The White Pointer Shark.  Ruler of the West Coast.

South Australian waters generally and West Coast waters in particular are frequented by the White Pointer shark (carcharodon carcharias). This formidable predator commonly reaches a length of five metres, though specimens nine metres long have been reported. It is not clear how common the shark is and it is a protected species. It may not be especially rare, to judge by the number that assembled off Cape Jervis in 2001 to feast on a dead whale.

[ image: White Pointer.]
A White Pointer in profile. Note the almost equal tail lobes, an unusual feature of this shark.

The shark is commonly found near seal colonies, as seals are among its favourite prey. It takes dolphins and large fish but it is also a scavenger, as in the case of the whale. Because of the shark's size and formidable teeth, attacks on humans are frequently fatal, some victims having been completely eaten. The shark appears to have a habit of attacking without warning or preliminary investigation. The shark has been known to ram boats and a South African White Pointer has been filmed in the act of leaping clear of the water.

[ image: White Pointer head on.]
A White Pointer seen almost head on.

Since the first recorded South Australian fatal attack in 1926, seventeen further fatal attacks are known to have to occurred. Probably all of them were by White Pointers. Since 1974, several fatal attacks have been recorded at Neptune Island and points west. These include attacks on consecutive days in September 2000 and the death of an abalone diver in 2011, as the result of simultaneous attacks by two sharks. This concentration of attacks is perhaps due to the increase in aquatic activity on the West Coast in recent years. The victims include surfers and recreational divers. Shallow water appears to offer no safe haven, as attacks have been recorded in two metres of water.

While not wishing to exaggerate the dangers, it is clear that we share the seas with this deadly shark on its own terms. Caution should be exercised in all water activities, especially in the area of seal colonies, which seem to be increasing in numbers, including a new one at Cape Blanche at Sceale Bay.

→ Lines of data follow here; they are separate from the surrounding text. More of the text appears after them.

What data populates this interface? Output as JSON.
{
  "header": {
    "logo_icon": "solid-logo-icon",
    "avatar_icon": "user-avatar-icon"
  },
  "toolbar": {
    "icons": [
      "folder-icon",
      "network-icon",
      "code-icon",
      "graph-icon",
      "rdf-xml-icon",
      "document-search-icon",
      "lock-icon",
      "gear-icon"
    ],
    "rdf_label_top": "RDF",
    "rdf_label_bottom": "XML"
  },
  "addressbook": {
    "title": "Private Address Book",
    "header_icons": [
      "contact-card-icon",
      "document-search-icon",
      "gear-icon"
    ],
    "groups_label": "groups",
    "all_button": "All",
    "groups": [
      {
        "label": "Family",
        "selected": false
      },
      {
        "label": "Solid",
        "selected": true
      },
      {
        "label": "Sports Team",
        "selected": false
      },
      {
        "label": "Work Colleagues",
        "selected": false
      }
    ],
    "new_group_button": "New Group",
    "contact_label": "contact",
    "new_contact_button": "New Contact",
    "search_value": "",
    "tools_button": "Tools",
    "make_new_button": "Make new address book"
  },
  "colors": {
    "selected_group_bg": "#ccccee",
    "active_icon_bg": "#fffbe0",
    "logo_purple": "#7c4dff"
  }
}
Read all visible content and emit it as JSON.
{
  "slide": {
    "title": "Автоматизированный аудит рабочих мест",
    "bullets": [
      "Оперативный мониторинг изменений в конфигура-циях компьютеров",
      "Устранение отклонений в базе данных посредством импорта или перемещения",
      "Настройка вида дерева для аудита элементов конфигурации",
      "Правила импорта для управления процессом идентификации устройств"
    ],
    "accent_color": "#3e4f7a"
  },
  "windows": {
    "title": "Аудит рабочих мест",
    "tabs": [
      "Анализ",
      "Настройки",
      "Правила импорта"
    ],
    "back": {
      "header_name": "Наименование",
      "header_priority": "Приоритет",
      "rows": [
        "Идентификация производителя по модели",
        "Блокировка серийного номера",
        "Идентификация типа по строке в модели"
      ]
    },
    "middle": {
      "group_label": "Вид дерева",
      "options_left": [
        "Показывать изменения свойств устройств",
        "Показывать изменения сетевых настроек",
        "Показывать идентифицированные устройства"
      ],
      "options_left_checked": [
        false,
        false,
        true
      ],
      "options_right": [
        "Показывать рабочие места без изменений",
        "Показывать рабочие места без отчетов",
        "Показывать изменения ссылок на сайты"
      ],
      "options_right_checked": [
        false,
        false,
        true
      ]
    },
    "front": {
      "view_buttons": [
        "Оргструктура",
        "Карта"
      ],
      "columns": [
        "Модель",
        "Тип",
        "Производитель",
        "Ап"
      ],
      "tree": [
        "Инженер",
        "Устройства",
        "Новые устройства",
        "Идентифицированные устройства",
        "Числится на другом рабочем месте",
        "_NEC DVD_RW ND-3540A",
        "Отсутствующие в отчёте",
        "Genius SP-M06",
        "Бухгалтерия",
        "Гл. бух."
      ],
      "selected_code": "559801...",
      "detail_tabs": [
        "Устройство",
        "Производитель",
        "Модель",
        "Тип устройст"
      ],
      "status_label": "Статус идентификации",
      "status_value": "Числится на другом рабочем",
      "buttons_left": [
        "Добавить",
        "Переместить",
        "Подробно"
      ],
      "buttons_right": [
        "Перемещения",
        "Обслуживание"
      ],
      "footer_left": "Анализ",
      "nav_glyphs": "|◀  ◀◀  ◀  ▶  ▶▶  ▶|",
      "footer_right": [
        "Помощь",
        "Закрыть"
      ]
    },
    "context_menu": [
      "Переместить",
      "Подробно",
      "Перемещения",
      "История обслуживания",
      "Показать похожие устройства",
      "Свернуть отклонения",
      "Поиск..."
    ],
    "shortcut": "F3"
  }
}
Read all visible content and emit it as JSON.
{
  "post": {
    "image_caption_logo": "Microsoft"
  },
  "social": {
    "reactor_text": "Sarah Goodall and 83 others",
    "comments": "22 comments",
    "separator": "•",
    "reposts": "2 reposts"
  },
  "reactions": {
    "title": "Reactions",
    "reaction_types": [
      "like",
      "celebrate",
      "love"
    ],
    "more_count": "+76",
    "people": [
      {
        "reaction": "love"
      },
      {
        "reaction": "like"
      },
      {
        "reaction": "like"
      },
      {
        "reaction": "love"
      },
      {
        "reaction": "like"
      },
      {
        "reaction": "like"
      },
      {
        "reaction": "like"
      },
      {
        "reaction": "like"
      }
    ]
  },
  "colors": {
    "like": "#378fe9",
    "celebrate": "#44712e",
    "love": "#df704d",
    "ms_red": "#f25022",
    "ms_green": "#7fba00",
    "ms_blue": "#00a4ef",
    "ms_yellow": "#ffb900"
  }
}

South Australia's White Pointers starred as the real sharks in the films Jaws and Atlantis, as well as in numerous documentaries.